[REQUIRED WORK] Among the entries below, find the lines that hold the word "username" and report them.

[INFORMATION PROVIDED]
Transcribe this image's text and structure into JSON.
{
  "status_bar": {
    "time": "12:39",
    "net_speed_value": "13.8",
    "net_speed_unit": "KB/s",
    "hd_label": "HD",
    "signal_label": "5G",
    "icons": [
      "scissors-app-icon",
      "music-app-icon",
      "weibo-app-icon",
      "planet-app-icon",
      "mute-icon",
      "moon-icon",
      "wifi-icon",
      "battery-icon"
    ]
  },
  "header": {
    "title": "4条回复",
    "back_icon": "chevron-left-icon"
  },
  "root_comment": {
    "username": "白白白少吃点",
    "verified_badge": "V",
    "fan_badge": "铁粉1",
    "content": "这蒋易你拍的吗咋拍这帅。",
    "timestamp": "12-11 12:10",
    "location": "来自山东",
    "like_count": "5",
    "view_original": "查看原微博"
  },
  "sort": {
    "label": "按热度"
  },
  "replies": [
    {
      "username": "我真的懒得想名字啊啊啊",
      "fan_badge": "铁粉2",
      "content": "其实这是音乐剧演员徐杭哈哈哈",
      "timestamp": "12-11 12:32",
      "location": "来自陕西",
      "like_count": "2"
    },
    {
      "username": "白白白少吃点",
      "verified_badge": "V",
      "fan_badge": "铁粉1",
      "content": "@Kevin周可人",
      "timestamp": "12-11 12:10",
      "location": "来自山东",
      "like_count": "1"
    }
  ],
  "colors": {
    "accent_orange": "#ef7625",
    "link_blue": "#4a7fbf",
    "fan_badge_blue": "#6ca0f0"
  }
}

[OUTPUT OF THE EXERCISE]
    "username": "白白白少吃点",
      "username": "我真的懒得想名字啊啊啊",
      "username": "白白白少吃点",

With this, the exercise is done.